Spatial offsets between the two CCDs in the X direction#
There is a spatial offset of about 2 arcsec in the X direction between images formed from long wavelength (LW) band emission lines, and those formed from short wavelength (SW) band emission lines.
If you are rastering over a solar feature with the 1" slit, then the feature will be seen first in the SW band and then, 2 exposures later, will be seen in the LW band. Thus the SW band image is offset 2" to solar-west of the LW band image.
Some discussion of this is given in Young et al. (2007).
The reason for this offset lies in the fact that the two CCD images arise from different halves of the primary mirror. The focal points of the two mirror halves could thus be different.

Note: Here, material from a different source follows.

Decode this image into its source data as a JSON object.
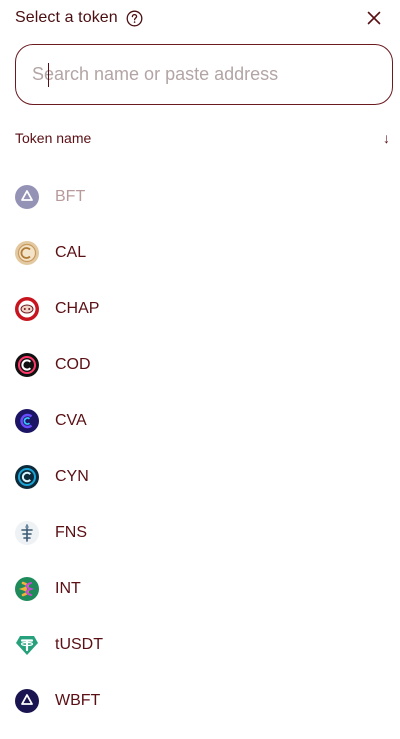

A key consequence of this offset is that images from the different CCDs taken with sit-and-stare observations can not be directly compared since they show different parts of the Sun.

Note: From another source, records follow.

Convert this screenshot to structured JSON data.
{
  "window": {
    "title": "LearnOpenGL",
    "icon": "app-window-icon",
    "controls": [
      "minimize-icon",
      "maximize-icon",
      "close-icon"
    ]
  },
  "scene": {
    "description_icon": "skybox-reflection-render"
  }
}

In order to reduce the X-offset between the detectors, tests were performed to see if moving the slit position would improve the situation. The EIS slit assembly has a "paddle-wheel" design (note: not to be confused with a "windmill" design), with four paddles that contain the slits. Normally the paddle-wheel is rotated through 90 degrees to bring the different slits into the beam. The paddle wheel can also be moved by small amounts (a fraction of a degree) and this is what the tests did.

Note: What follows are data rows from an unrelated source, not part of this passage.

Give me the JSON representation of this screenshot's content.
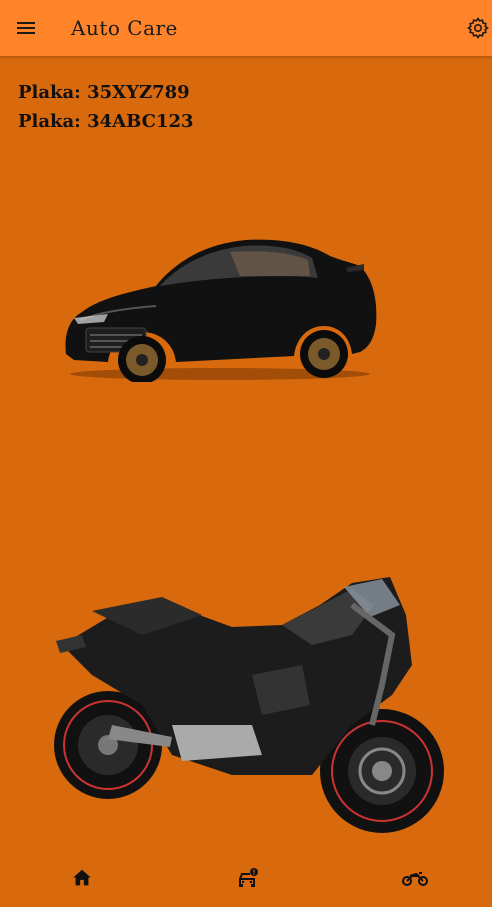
{
  "app_bar": {
    "title": "Auto Care",
    "menu_icon": "menu-icon",
    "settings_icon": "settings-icon",
    "background": "#FE8329"
  },
  "plates": [
    {
      "label": "Plaka: 35XYZ789"
    },
    {
      "label": "Plaka: 34ABC123"
    }
  ],
  "vehicles": [
    {
      "type": "car",
      "color": "black"
    },
    {
      "type": "motorcycle",
      "color": "black"
    }
  ],
  "bottom_nav": {
    "items": [
      {
        "icon": "home-icon"
      },
      {
        "icon": "car-service-icon"
      },
      {
        "icon": "motorcycle-icon"
      }
    ]
  },
  "colors": {
    "body_background": "#D8690D",
    "app_bar": "#FE8329"
  }
}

After inspecting various data-sets, an optimum position for the slit assembly was found and a permanent change was made on 24 August 2008. Preliminary checks on the data suggest that the spatial offset between the two CCDs is now around 0.5 arcsec - see the image below.
Shown are images in Fe XIII 202.04 and Fe XIV 274.20, and a cut through the data is indicated by the dashed lines on the images. The bottom plot shows the cross sections for both lines, and cross-correlation gives a displacement of less than 1 pixel (0.45,0.39) as indicated in the legend.
If you have made any measurements of the offset since 24 August 2008 and find a different value, please report it here.